Thomas Keating says, “Addictions are the ultimate way of distracting oneself from the emotional pain one is unwilling to face.” He contends that as many as 98% of the western world suffers from the “the addictive process.” But then he writes, “Personally, I have never met anyone from the other 2 percent!”
I think he’s right. To be human is to be hungry, and we all find ourselves looking to satisfy that hunger with something that’s not able to fill us. In fact, it might just be that one of the most important things we do is acknowledge our hunger, our misplaced appetites, and our desperate need to be filled. As Keating points out: “The advantage of being an addict is that you know that you will never get well without help.”
So, what are your addictions? What are mine?
Of course, there are obvious ones: all manner of drugs, all manner of screens and the things they provide to us instantly. There are plenty of obviously detrimental addictions. But there are also plenty of more acceptable ones, too. Barbara Brown Taylor goes Keating one better, when she writes: “I am convinced that 99 percent of us are addicted to something, whether it is eating, shopping, blaming, or taking care of other people.” Taylor says that, for her, “the simplest definition of an addiction is anything we use to fill the empty place inside of us that belongs to God alone.” With that definition, just about anything can be used to fill the emptiness we are left with when we are left to do life on our own terms.
One obvious area of life that can be either healthy or addictive (or somewhere in between) is work. We all do it; most of us for pay. And when we retire, we still need meaningful work to do. Work is an essential part of what it means to be human. Working and creating are a vital part of how we reflect the image of our God, who is a creator.
But work can also be all-consuming, and it can make us feel god-like. By its very nature, work involves stewarding our gifts and abilities for the task at hand. And stewardship often leads to taking ownership of the job before us. And taking ownership can easily lead to taking control. And taking control can often take control of us.
I believe this is one of the reasons why God gives us Sabbath. It is a time of rest, yes. It is the ability to put aside the work of life, which never ends. But it is also a reminder: We are not God. We are not in charge of the world — or even our little piece of it. Taking sabbath/choosing rest/letting go is key to the discipline of letting God be God. Stepping away from work for a day or a season is a spiritual practice of remembering that God is in charge, and we must continue to learn to let Him take care of the things we can’t fix or control (which is to say, most everything).

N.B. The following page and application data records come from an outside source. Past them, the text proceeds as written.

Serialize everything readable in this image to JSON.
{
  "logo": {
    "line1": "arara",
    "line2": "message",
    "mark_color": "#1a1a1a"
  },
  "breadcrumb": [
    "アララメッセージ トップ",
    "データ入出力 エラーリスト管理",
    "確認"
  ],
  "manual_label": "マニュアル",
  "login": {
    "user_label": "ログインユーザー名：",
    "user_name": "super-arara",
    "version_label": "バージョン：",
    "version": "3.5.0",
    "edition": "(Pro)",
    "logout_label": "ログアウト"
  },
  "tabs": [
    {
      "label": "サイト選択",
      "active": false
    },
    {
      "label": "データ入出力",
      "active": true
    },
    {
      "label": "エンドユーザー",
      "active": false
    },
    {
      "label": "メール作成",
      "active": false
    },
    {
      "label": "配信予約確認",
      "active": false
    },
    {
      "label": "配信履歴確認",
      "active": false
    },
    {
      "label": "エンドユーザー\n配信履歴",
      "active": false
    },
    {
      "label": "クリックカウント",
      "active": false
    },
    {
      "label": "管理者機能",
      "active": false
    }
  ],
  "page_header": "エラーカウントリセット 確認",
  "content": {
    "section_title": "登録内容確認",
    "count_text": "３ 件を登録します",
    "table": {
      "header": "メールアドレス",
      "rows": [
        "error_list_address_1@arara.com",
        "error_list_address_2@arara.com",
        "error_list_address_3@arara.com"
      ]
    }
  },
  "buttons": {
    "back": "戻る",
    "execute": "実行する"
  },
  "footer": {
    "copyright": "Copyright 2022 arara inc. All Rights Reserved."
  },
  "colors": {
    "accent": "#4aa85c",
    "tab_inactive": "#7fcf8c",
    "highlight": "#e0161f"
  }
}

What does this look like? Some suggestions:
Sleep. I’m a big believer in aiming for a good night’s sleep, every night. I don’t always get there, but it seems clear that most of us need at least 7 hours of uninterrupted sleep every night.
Take at least one day off from work. I don’t care if you are a pastor or a plumber, a teacher or a tech wizard, a manager or a managed — putting aside work for at least one day a week gives you time to rest, and to remember that it’s not all on your shoulders. In my pastoring days, I took Thursdays off — and amazingly, somehow, church went on just fine without me.
On that day off, do something life-giving and energizing. The beauty of seeing Sabbath as gift is that we don’t treat it as a day of have-to — but as a day of get-to. Instead of things we have to do or have to avoid, Sabbath is an invitation to step away from the daily requirements and step into the things that give us life and joy. Maybe for you that’s gardening. Or working with wood. Or going for a long run. Or sitting on the bench, silently watching the people that walk by and the birds that fly by. Maybe you get up early and read, or it’s the one day you don’t jump out bed to the sound of an obnoxious alarm. Perhaps for you Sabbath is time with family, or maybe it’s time alone. Either way: How different does your life look when you take 1 day out of 7 to be a human being rather than a human doing?
Find moments of Sabbath every day. Even on our busiest days, it’s helpful to take moments where we step off the hamster wheel. In fact, it can start at the beginning of our day, before we even get on the wheel. Don’t get on email or facebook when you first get up. If you drive to work alone, take time for silence and prayer (note to myself: especially if traffic is frustrating). Get outside, even if just for a few minutes. Talk to at least one person each day where you deliberately choose not to rush the person to “get to the point.” Turn off phone notifications at 9:00 or 10:00 at night. Finding Sabbath moments might not look the same for all of us, but how different does your day look when you find moments not to rush or respond, but to receive?
The writer Andy Crouch says this is why we need to set up a “rule of life” — a pattern by which we live and schedule our days. He says: “Until you have a rule you don’t know what your compulsions are.” Until you take a sabbath, you don’t know how much you feel compelled to work. Until you choose not to pick up your phone in the morning, you don’t know how much you depend on it. Until you try a day without coffee, you don’t know how much you depend on caffeine. Until you stop and rest, you don’t know how much you are addicted to going and doing.
In the end, I am more impressed with leaders who don’t simply say they trust God — but who live like it by turning off, dialing down, stepping away, and releasing control. Sabbath, after all, is primarily a gift, not a duty — a gift the wisest among us embrace as an essential element of a faithful life, of a life well-lived.